Rep. David Schweikert has a new strategy to get the federal government to cut down on its massive fleet of 630,000-plus cars: summoning an Uber.
The Arizona Republican has pitched a proposal that would get three agencies to start reducing the number of government-owned cars by having them explore ride-sharing. All told, his idea—offered as an amendment to the House transportation bill—would reduce the fleets at three agencies by 10 percent.
But Schweikert said that, if the amendment passes, it’s also a way to start talking about “bringing the new economy into government efficiency.
“There’s a long-term goal here of, can we use information to allocate capital resources better?” said Schweikert, who came to the House as part of the tea-party wave of 2010. “This is sort of the first step of trying to sell the idea.”

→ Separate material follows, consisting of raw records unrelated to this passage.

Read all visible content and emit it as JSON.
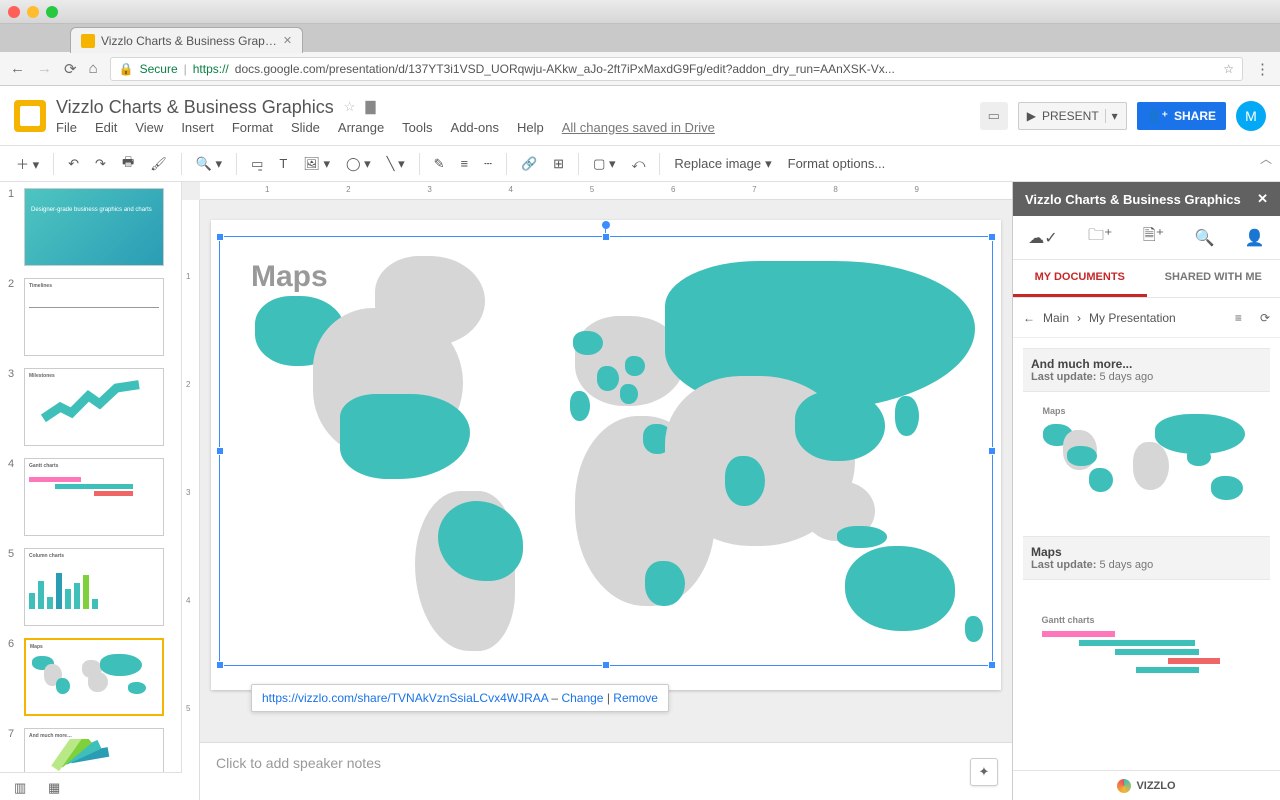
{
  "browser": {
    "tab_title": "Vizzlo Charts & Business Grap…",
    "secure_label": "Secure",
    "url_prefix": "https://",
    "url": "docs.google.com/presentation/d/137YT3i1VSD_UORqwju-AKkw_aJo-2ft7iPxMaxdG9Fg/edit?addon_dry_run=AAnXSK-Vx..."
  },
  "doc": {
    "title": "Vizzlo Charts & Business Graphics",
    "menus": [
      "File",
      "Edit",
      "View",
      "Insert",
      "Format",
      "Slide",
      "Arrange",
      "Tools",
      "Add-ons",
      "Help"
    ],
    "saved": "All changes saved in Drive",
    "present": "PRESENT",
    "share": "SHARE",
    "avatar_letter": "M"
  },
  "toolbar": {
    "replace_image": "Replace image",
    "format_options": "Format options..."
  },
  "thumbs": [
    {
      "n": "1",
      "label": "Designer-grade business graphics and charts"
    },
    {
      "n": "2",
      "label": "Timelines"
    },
    {
      "n": "3",
      "label": "Milestones"
    },
    {
      "n": "4",
      "label": "Gantt charts"
    },
    {
      "n": "5",
      "label": "Column charts"
    },
    {
      "n": "6",
      "label": "Maps"
    },
    {
      "n": "7",
      "label": "And much more…"
    }
  ],
  "canvas": {
    "title": "Maps",
    "link_url": "https://vizzlo.com/share/TVNAkVznSsiaLCvx4WJRAA",
    "sep": " – ",
    "change": "Change",
    "pipe": " | ",
    "remove": "Remove",
    "notes_placeholder": "Click to add speaker notes"
  },
  "rpanel": {
    "title": "Vizzlo Charts & Business Graphics",
    "tabs": {
      "my": "MY DOCUMENTS",
      "shared": "SHARED WITH ME"
    },
    "crumb_main": "Main",
    "crumb_pres": "My Presentation",
    "cards": [
      {
        "title": "And much more...",
        "sub_prefix": "Last update:",
        "sub_value": " 5 days ago"
      },
      {
        "title": "Maps",
        "sub_prefix": "Last update:",
        "sub_value": " 5 days ago"
      },
      {
        "title": "Gantt charts",
        "sub_prefix": "",
        "sub_value": ""
      }
    ],
    "footer": "VIZZLO"
  },
  "ruler": {
    "h": [
      "1",
      "2",
      "3",
      "4",
      "5",
      "6",
      "7",
      "8",
      "9"
    ],
    "v": [
      "1",
      "2",
      "3",
      "4",
      "5"
    ]
  }
}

Under the amendment, three departments—Agriculture, Interior, and Energy—would launch a pilot to trim 10 percent of their vehicle fleet and replace it with a ride-sharing solution. The language specifically says that the departments can use their discretion to “increase the use … of commercial ride-sharing companies,” but Schweikert said it’s not as simple as just getting everyone to sign up for Uber or Lyft.